Overall, the study found that technology can improve service delivery, especially in terms of its timeliness, cost, and transparency, but it can also lead to the exclusion of the most vulnerable groups of society, who tend to have less access to such technologies. The role of technology in service delivery was addressed during the discussion session. Madhumitha raised that the choice to use technology for service delivery should always be coupled with asking ourselves who we may be leaving behind due to this choice and what alternative mechanisms can be put in place. This usually requires combining traditional, analogue models of delivery with technology-based delivery. This was seen in Bangladesh where the new emergency cash transfer relied on the national ID, interoperability-based web verification and digital payments. At the same time, other programmes were in place at the local level to support those who may have been digitally excluded. However, there can be reluctance to follow a hybrid approach with technology seen as a tempting solution. Finally, she stated that technology only changes the type of capacity that is needed rather than substituting or replacing the capacity. Because the path to digital inclusion is gradual, digital delivery will require human intermediaries e.g. in Bangladesh where trade unions were the offline intermediaries to support workers in opening bank accounts.

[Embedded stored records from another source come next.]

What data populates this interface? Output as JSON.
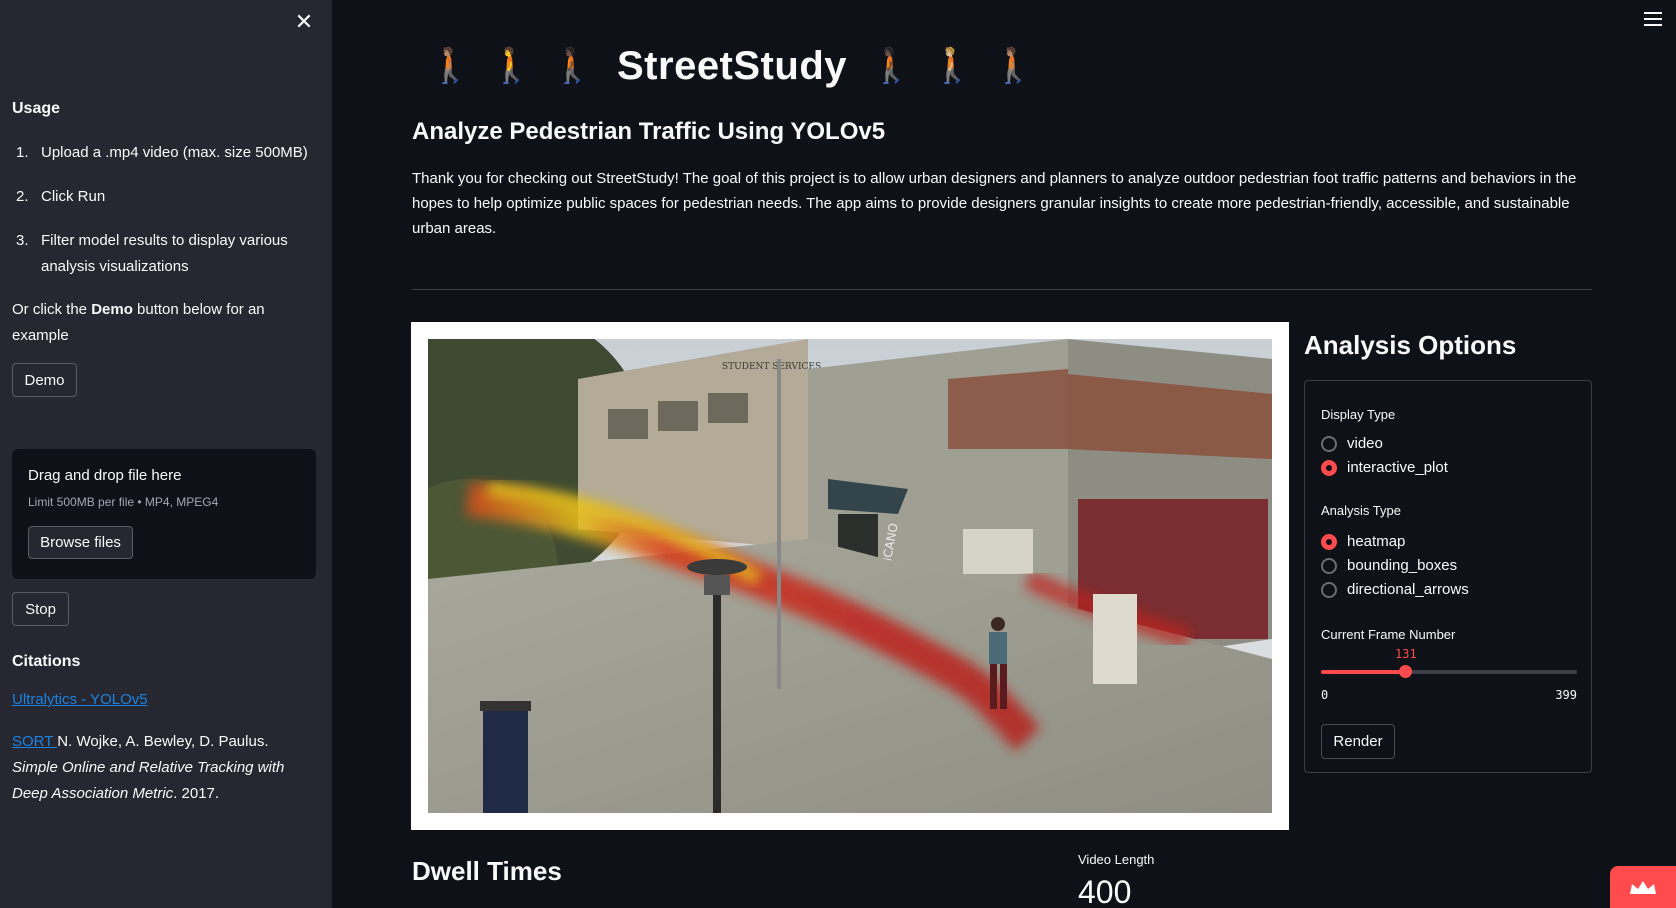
{
  "sidebar": {
    "usage_heading": "Usage",
    "usage_items": [
      {
        "num": "1.",
        "text": "Upload a .mp4 video (max. size 500MB)"
      },
      {
        "num": "2.",
        "text": "Click Run"
      },
      {
        "num": "3.",
        "text": "Filter model results to display various analysis visualizations"
      }
    ],
    "demo_hint_prefix": "Or click the ",
    "demo_hint_bold": "Demo",
    "demo_hint_suffix": " button below for an example",
    "demo_button": "Demo",
    "uploader": {
      "title": "Drag and drop file here",
      "limit": "Limit 500MB per file • MP4, MPEG4",
      "browse_button": "Browse files"
    },
    "stop_button": "Stop",
    "citations_heading": "Citations",
    "citation_link_1": "Ultralytics - YOLOv5",
    "citation_link_2": "SORT ",
    "citation_authors": "N. Wojke, A. Bewley, D. Paulus. ",
    "citation_title": "Simple Online and Relative Tracking with Deep Association Metric",
    "citation_year": ". 2017."
  },
  "header": {
    "title": "StreetStudy",
    "walkers_left": [
      "🚶🏽",
      "🚶",
      "🚶🏿"
    ],
    "walkers_right": [
      "🚶🏿",
      "🚶🏼",
      "🚶🏽"
    ],
    "subtitle": "Analyze Pedestrian Traffic Using YOLOv5",
    "intro": "Thank you for checking out StreetStudy! The goal of this project is to allow urban designers and planners to analyze outdoor pedestrian foot traffic patterns and behaviors in the hopes to help optimize public spaces for pedestrian needs. The app aims to provide designers granular insights to create more pedestrian-friendly, accessible, and sustainable urban areas."
  },
  "video": {
    "sign_text": "STUDENT SERVICES",
    "building_label": "CHICANO"
  },
  "analysis_options": {
    "title": "Analysis Options",
    "display_type_label": "Display Type",
    "display_types": [
      {
        "label": "video",
        "selected": false
      },
      {
        "label": "interactive_plot",
        "selected": true
      }
    ],
    "analysis_type_label": "Analysis Type",
    "analysis_types": [
      {
        "label": "heatmap",
        "selected": true
      },
      {
        "label": "bounding_boxes",
        "selected": false
      },
      {
        "label": "directional_arrows",
        "selected": false
      }
    ],
    "frame_label": "Current Frame Number",
    "frame_value": "131",
    "frame_min": "0",
    "frame_max": "399",
    "render_button": "Render"
  },
  "dwell": {
    "title": "Dwell Times",
    "video_length_label": "Video Length",
    "video_length_value": "400"
  },
  "colors": {
    "accent": "#ff4b4b",
    "link": "#1c83e1",
    "background": "#0e1117",
    "sidebar": "#262730"
  }
}
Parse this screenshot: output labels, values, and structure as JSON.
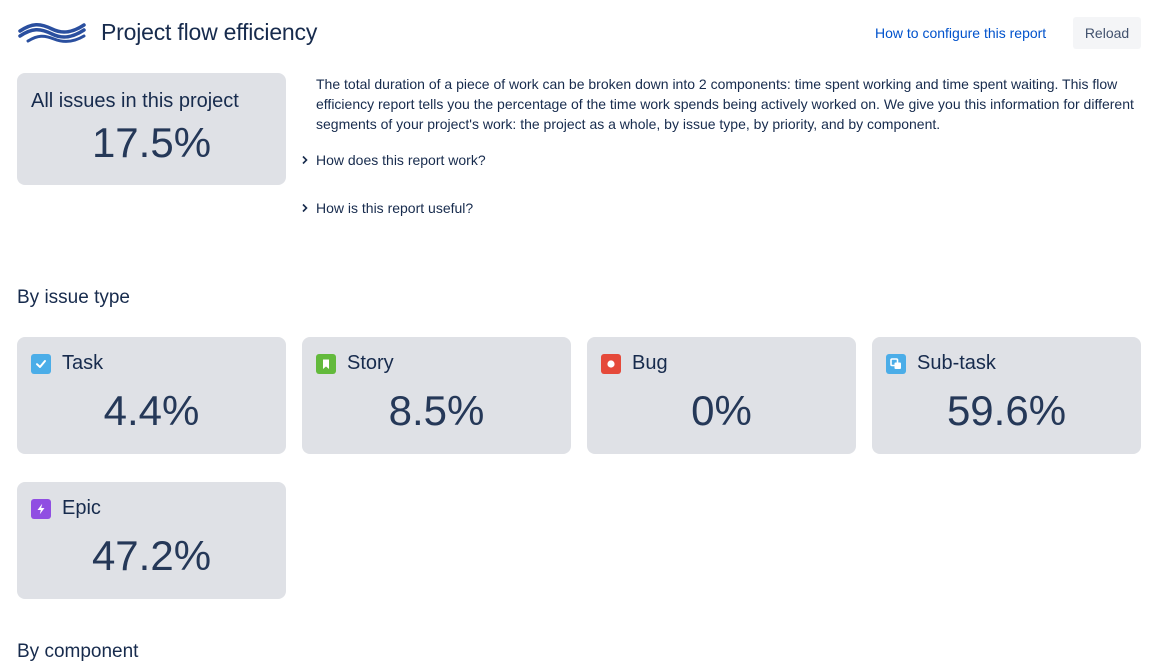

Another striking finding from this research was the lack of accountability mechanisms in place including grievance redress mechanisms (GRM) or systematic monitoring of the response. The responses studied in this report focused largely on two service delivery processes: targeting and payments. GRMs were largely absent or ineffective, as were case management and monitoring and evaluation mechanisms.

Several discussants and panellists weighed in on the question “What are the minimum standards for accountability in shock response and how should these be developed and implemented?” as part of the discussion session. Anthony noted that the lack of accountability mechanisms was disappointing given the important role of accountability mechanisms in supporting the impact of social assistance programmes and reducing exclusion errors. In a crisis context, accountability mechanisms are even more important as leaving out the most vulnerable can severely reduce the impact of the response. He noted that any grievance mechanism should be quite simple, easily understood, decentralised and available to affected communities. There is a role for technology here and there is evidence that if multiple functions of a cash transfer programme are delivered using a single mechanism (e.g. a mobile phone) this can support uptake of functions such as GRM. In routine programming, GRMs should be invested in as a core part of an intervention and not seen as an add-on and this can form the basis of the mechanism to be used in a crisis response. Alexandra added that having a strong routine GRM can then also be leveraged by non-state actors to prevent setting up parallel systems which can cause confusion and reduce uptake. Jana added that a related point is the importance of outreach and communication so that people have a clear understanding of the eligibility criteria and their entitlements. This is especially important when there is proliferation of programmes. Having strong communications and outreach in place is the first building block of an accountable response and other functions, such as GRM can be built on top of that.

 

The webinar ended with a Q&A session that can be accessed here or watched here.  

Social Protection Programmes: 
  • Social assistance
  • Social insurance
Social Protection Topics: 
  • Social protection systems
Cross-Cutting Areas: 
  • Disasters and crisis
Countries: 
  • Ethiopia
  • Kenya
  • Sierra Leone
  • Uganda
  • Bangladesh
  • Pakistan
The views presented here are the author's and not socialprotection.org's